### DATASET CONTENT
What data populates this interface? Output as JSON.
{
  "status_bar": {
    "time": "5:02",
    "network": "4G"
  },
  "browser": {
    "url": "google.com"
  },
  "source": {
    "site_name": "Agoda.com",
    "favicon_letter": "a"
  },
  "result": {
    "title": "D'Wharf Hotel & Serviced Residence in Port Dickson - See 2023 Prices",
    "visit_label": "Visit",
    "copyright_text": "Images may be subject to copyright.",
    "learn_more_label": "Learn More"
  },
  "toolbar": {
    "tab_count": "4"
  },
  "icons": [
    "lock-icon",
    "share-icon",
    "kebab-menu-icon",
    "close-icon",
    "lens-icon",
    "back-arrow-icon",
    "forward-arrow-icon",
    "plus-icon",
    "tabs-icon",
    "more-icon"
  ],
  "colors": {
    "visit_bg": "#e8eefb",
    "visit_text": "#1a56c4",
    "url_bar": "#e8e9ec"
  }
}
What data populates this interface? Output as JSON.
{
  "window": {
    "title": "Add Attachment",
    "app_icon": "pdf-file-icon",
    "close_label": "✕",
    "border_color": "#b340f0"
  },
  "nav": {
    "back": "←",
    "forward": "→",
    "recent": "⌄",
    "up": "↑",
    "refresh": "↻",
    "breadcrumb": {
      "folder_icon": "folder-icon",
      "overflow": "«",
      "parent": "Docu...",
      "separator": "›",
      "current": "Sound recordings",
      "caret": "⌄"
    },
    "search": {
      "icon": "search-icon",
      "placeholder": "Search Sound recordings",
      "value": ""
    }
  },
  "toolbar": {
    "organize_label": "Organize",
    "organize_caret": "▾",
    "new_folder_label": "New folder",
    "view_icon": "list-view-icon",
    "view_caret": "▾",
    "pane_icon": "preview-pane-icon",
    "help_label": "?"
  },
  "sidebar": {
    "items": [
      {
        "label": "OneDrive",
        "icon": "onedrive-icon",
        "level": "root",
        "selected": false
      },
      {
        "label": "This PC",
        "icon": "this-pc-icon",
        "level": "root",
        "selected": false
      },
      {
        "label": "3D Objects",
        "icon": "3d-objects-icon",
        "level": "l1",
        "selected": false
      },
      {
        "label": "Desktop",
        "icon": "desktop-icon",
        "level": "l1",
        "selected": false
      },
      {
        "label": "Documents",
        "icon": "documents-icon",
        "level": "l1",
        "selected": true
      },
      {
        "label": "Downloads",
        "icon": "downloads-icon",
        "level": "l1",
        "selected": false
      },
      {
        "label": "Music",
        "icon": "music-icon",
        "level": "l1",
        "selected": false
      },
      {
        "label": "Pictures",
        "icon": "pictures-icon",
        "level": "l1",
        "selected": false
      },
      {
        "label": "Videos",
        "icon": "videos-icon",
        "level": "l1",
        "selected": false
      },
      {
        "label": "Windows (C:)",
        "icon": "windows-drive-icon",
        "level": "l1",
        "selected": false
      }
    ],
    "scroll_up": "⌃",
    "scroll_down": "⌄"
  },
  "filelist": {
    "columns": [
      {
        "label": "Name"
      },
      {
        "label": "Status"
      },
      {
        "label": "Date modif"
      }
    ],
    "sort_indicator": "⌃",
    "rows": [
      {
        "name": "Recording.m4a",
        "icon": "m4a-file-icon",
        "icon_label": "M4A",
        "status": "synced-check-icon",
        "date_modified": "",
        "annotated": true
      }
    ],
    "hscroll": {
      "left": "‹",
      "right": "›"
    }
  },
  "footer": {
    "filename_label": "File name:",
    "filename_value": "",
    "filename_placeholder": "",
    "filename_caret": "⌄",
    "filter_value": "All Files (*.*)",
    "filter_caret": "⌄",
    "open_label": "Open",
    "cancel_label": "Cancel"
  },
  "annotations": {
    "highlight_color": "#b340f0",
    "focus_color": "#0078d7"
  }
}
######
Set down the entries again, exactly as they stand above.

What data populates this interface? Output as JSON.
{
  "status_bar": {
    "time": "5:02",
    "network": "4G"
  },
  "browser": {
    "url": "google.com"
  },
  "source": {
    "site_name": "Agoda.com",
    "favicon_letter": "a"
  },
  "result": {
    "title": "D'Wharf Hotel & Serviced Residence in Port Dickson - See 2023 Prices",
    "visit_label": "Visit",
    "copyright_text": "Images may be subject to copyright.",
    "learn_more_label": "Learn More"
  },
  "toolbar": {
    "tab_count": "4"
  },
  "icons": [
    "lock-icon",
    "share-icon",
    "kebab-menu-icon",
    "close-icon",
    "lens-icon",
    "back-arrow-icon",
    "forward-arrow-icon",
    "plus-icon",
    "tabs-icon",
    "more-icon"
  ],
  "colors": {
    "visit_bg": "#e8eefb",
    "visit_text": "#1a56c4",
    "url_bar": "#e8e9ec"
  }
}
What data populates this interface? Output as JSON.
{
  "window": {
    "title": "Add Attachment",
    "app_icon": "pdf-file-icon",
    "close_label": "✕",
    "border_color": "#b340f0"
  },
  "nav": {
    "back": "←",
    "forward": "→",
    "recent": "⌄",
    "up": "↑",
    "refresh": "↻",
    "breadcrumb": {
      "folder_icon": "folder-icon",
      "overflow": "«",
      "parent": "Docu...",
      "separator": "›",
      "current": "Sound recordings",
      "caret": "⌄"
    },
    "search": {
      "icon": "search-icon",
      "placeholder": "Search Sound recordings",
      "value": ""
    }
  },
  "toolbar": {
    "organize_label": "Organize",
    "organize_caret": "▾",
    "new_folder_label": "New folder",
    "view_icon": "list-view-icon",
    "view_caret": "▾",
    "pane_icon": "preview-pane-icon",
    "help_label": "?"
  },
  "sidebar": {
    "items": [
      {
        "label": "OneDrive",
        "icon": "onedrive-icon",
        "level": "root",
        "selected": false
      },
      {
        "label": "This PC",
        "icon": "this-pc-icon",
        "level": "root",
        "selected": false
      },
      {
        "label": "3D Objects",
        "icon": "3d-objects-icon",
        "level": "l1",
        "selected": false
      },
      {
        "label": "Desktop",
        "icon": "desktop-icon",
        "level": "l1",
        "selected": false
      },
      {
        "label": "Documents",
        "icon": "documents-icon",
        "level": "l1",
        "selected": true
      },
      {
        "label": "Downloads",
        "icon": "downloads-icon",
        "level": "l1",
        "selected": false
      },
      {
        "label": "Music",
        "icon": "music-icon",
        "level": "l1",
        "selected": false
      },
      {
        "label": "Pictures",
        "icon": "pictures-icon",
        "level": "l1",
        "selected": false
      },
      {
        "label": "Videos",
        "icon": "videos-icon",
        "level": "l1",
        "selected": false
      },
      {
        "label": "Windows (C:)",
        "icon": "windows-drive-icon",
        "level": "l1",
        "selected": false
      }
    ],
    "scroll_up": "⌃",
    "scroll_down": "⌄"
  },
  "filelist": {
    "columns": [
      {
        "label": "Name"
      },
      {
        "label": "Status"
      },
      {
        "label": "Date modif"
      }
    ],
    "sort_indicator": "⌃",
    "rows": [
      {
        "name": "Recording.m4a",
        "icon": "m4a-file-icon",
        "icon_label": "M4A",
        "status": "synced-check-icon",
        "date_modified": "",
        "annotated": true
      }
    ],
    "hscroll": {
      "left": "‹",
      "right": "›"
    }
  },
  "footer": {
    "filename_label": "File name:",
    "filename_value": "",
    "filename_placeholder": "",
    "filename_caret": "⌄",
    "filter_value": "All Files (*.*)",
    "filter_caret": "⌄",
    "open_label": "Open",
    "cancel_label": "Cancel"
  },
  "annotations": {
    "highlight_color": "#b340f0",
    "focus_color": "#0078d7"
  }
}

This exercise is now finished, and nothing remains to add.